Even as we reflect on past failures and successes, we should not dwell so much on it, because it is gone. Dwelling on the past will only sap our energies to think and work for the future. The world Pharmaceutical market today is worth a trillion US Dollars, from which Nigerian manufacturers and businesses are completely shut out as we are not exporters. It is also revealing that India and China were once where we are in terms of importation, consequent on not manufacturing enough for their needs. Today, they are not only producers of raw materials and finished products sufficient for their own markets, but are major net exporters to the global markets, earning huge foreign exchange for their countries.
The Pharmaceutical Society of Nigeria must urgently organize fora on how to reverse the situation. At present, local manufacturers account for only 20% of national needs. The Society can set a target of 50% contribution to national needs in 10 years. By the year 2030 – when the Sustainable Development Goals [SDGs] will come to an end – we would have closed the gap. Towards attaining this, operators should generate local sources for their raw materials; commencing with pharmaceutical grade starch which, I understand, constitutes over 80% of white tablets. Nigeria has abundance of maize and potato to achieve this. They should also consider organic compounds derived from hydro-carbons.
Appreciating the quantum leap by countries such as India and China, we have to study by what means they got there: What we can learn from them on what they did yesterday that brought them to where they are today? India, for example, is currently the 3rd largest supplier of raw materials in the world, coming from being a net importer 30-40 years ago. When they decided to be self-sufficient in pharmaceutical raw materials, they did not have the competitive and comparative advantages they have today. They worked for it!
Our nation must invest in acquisition of science and technology and other relevant skills. Though a pharmacist is a skilled person, there are other relevant skill sets to make a difference in our highly-competitive world. We must invest in research and development aggressively in order to be able to come out with what is required to compete effectively. We must collaborate with one another, including through mergers, to be able to build facilities that will compete globally. Examples could abound in the banking industry.

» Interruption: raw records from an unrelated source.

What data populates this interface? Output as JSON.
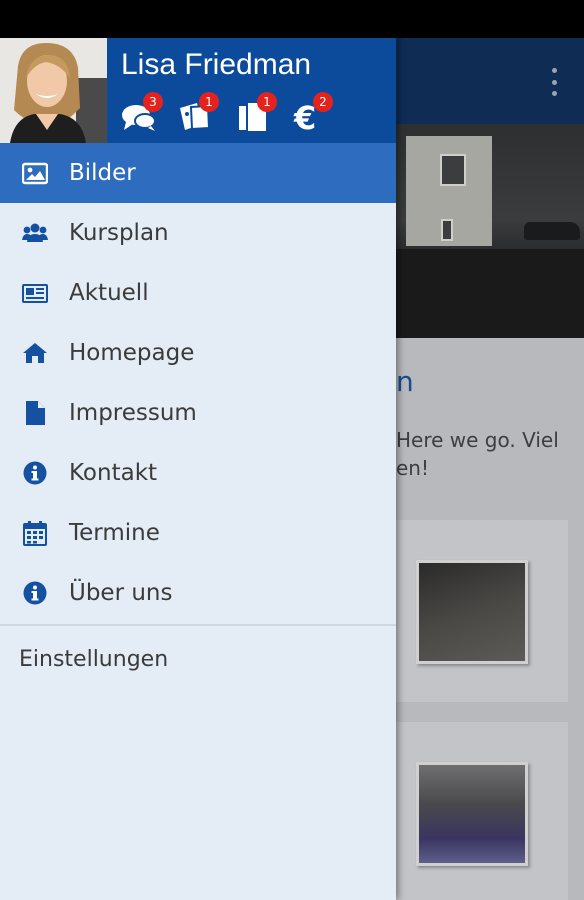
{
  "user": {
    "name": "Lisa Friedman"
  },
  "header_icons": [
    {
      "icon": "chat-bubbles-icon",
      "badge": "3"
    },
    {
      "icon": "tickets-icon",
      "badge": "1"
    },
    {
      "icon": "documents-icon",
      "badge": "1"
    },
    {
      "icon": "euro-icon",
      "badge": "2"
    }
  ],
  "menu": [
    {
      "label": "Bilder",
      "icon": "image-icon",
      "active": true
    },
    {
      "label": "Kursplan",
      "icon": "group-icon"
    },
    {
      "label": "Aktuell",
      "icon": "newspaper-icon"
    },
    {
      "label": "Homepage",
      "icon": "home-icon"
    },
    {
      "label": "Impressum",
      "icon": "document-icon"
    },
    {
      "label": "Kontakt",
      "icon": "info-icon"
    },
    {
      "label": "Termine",
      "icon": "calendar-icon"
    },
    {
      "label": "Über uns",
      "icon": "info-icon"
    }
  ],
  "settings_label": "Einstellungen",
  "background": {
    "heading_fragment": "n",
    "text_line1": "Here we go. Viel",
    "text_line2": "en!"
  },
  "colors": {
    "header_blue": "#0c4a9c",
    "active_item": "#2e6cbf",
    "icon_blue": "#1451a0",
    "drawer_bg": "#e4ecf6",
    "badge_red": "#e5231e"
  }
}
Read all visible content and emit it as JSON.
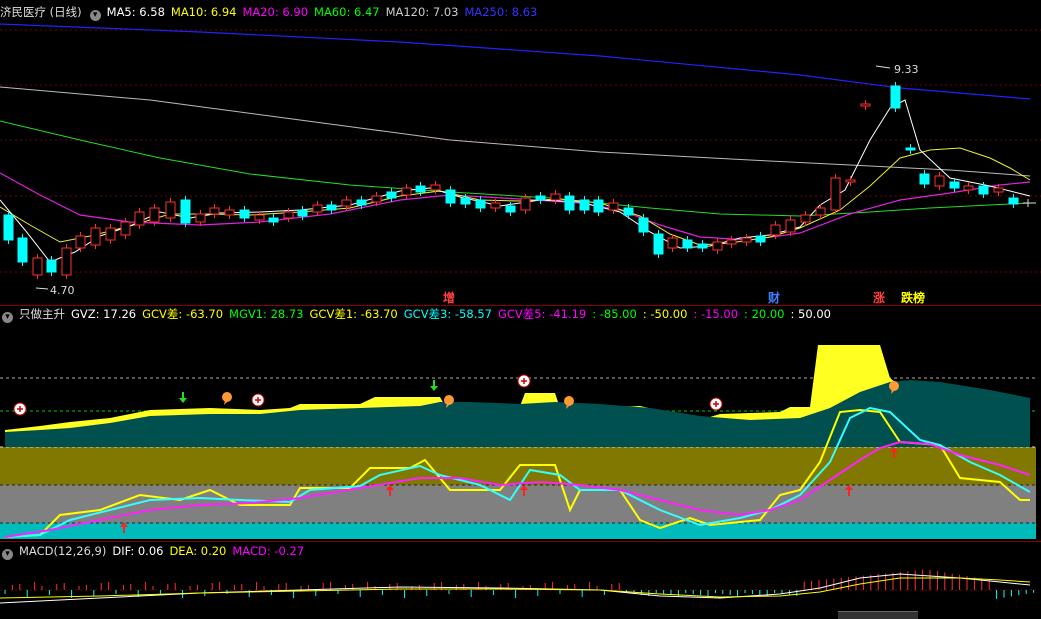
{
  "main_panel": {
    "title": "济民医疗 (日线)",
    "indicators": [
      {
        "label": "MA5: 6.58",
        "color": "#ffffff"
      },
      {
        "label": "MA10: 6.94",
        "color": "#ffff00"
      },
      {
        "label": "MA20: 6.90",
        "color": "#ff00ff"
      },
      {
        "label": "MA60: 6.47",
        "color": "#00ff00"
      },
      {
        "label": "MA120: 7.03",
        "color": "#cccccc"
      },
      {
        "label": "MA250: 8.63",
        "color": "#3333ff"
      }
    ],
    "high_label": "9.33",
    "low_label": "4.70",
    "annotations": [
      {
        "text": "增",
        "color": "#ff4040"
      },
      {
        "text": "财",
        "color": "#4080ff"
      },
      {
        "text": "涨",
        "color": "#ff4040"
      },
      {
        "text": "跌榜",
        "color": "#ffff00"
      }
    ]
  },
  "sub_panel": {
    "title": "只做主升",
    "indicators": [
      {
        "label": "GVZ: 17.26",
        "color": "#ffffff"
      },
      {
        "label": "GCV差: -63.70",
        "color": "#ffff00"
      },
      {
        "label": "MGV1: 28.73",
        "color": "#00ff00"
      },
      {
        "label": "GCV差1: -63.70",
        "color": "#ffff00"
      },
      {
        "label": "GCV差3: -58.57",
        "color": "#00ffff"
      },
      {
        "label": "GCV差5: -41.19",
        "color": "#ff00ff"
      },
      {
        "label": ": -85.00",
        "color": "#00ff00"
      },
      {
        "label": ": -50.00",
        "color": "#ffff00"
      },
      {
        "label": ": -15.00",
        "color": "#ff00ff"
      },
      {
        "label": ": 20.00",
        "color": "#00ff00"
      },
      {
        "label": ": 50.00",
        "color": "#ffffff"
      }
    ]
  },
  "macd_panel": {
    "title": "MACD(12,26,9)",
    "indicators": [
      {
        "label": "DIF: 0.06",
        "color": "#ffffff"
      },
      {
        "label": "DEA: 0.20",
        "color": "#ffff00"
      },
      {
        "label": "MACD: -0.27",
        "color": "#ff00ff"
      }
    ]
  },
  "colors": {
    "up": "#ff3030",
    "down": "#00ffff",
    "grid": "#8b0000",
    "background": "#000000"
  }
}
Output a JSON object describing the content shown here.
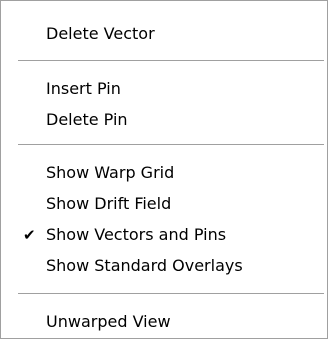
{
  "menu": {
    "items": [
      {
        "label": "Delete Vector"
      },
      {
        "label": "Insert Pin"
      },
      {
        "label": "Delete Pin"
      },
      {
        "label": "Show Warp Grid"
      },
      {
        "label": "Show Drift Field"
      },
      {
        "label": "Show Vectors and Pins",
        "checked": true,
        "check_glyph": "✔"
      },
      {
        "label": "Show Standard Overlays"
      },
      {
        "label": "Unwarped View"
      }
    ]
  }
}
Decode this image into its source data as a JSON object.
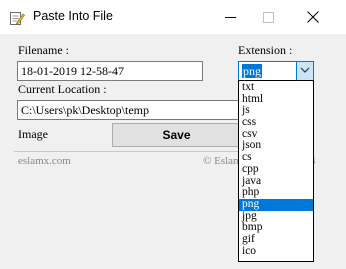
{
  "window": {
    "title": "Paste Into File"
  },
  "form": {
    "filename_label": "Filename :",
    "filename_value": "18-01-2019 12-58-47",
    "extension_label": "Extension :",
    "location_label": "Current Location :",
    "location_value": "C:\\Users\\pk\\Desktop\\temp",
    "image_label": "Image",
    "save_label": "Save"
  },
  "footer": {
    "left_text": "eslamx.com",
    "right_text": "© Eslam",
    "right_tail": "4"
  },
  "extension_combo": {
    "selected": "png",
    "options": [
      "txt",
      "html",
      "js",
      "css",
      "csv",
      "json",
      "cs",
      "cpp",
      "java",
      "php",
      "png",
      "jpg",
      "bmp",
      "gif",
      "ico"
    ],
    "selected_index": 10
  },
  "colors": {
    "accent": "#0078d7",
    "window_bg": "#f0f0f0",
    "titlebar_bg": "#ffffff"
  },
  "icons": {
    "app": "edit-document-icon",
    "minimize": "minimize-icon",
    "maximize": "maximize-icon",
    "close": "close-icon",
    "dropdown": "chevron-down-icon"
  }
}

Excerpts from Mr. Peter Obi’s extempore speech entitled: Weathering the Storm of Economic Downturn: Now and Beyond, at the 2017 Annual Dinner of the Board of Fellows, Pharmaceutical Society of Nigeria at NICON Luxury Hotel, Abuja.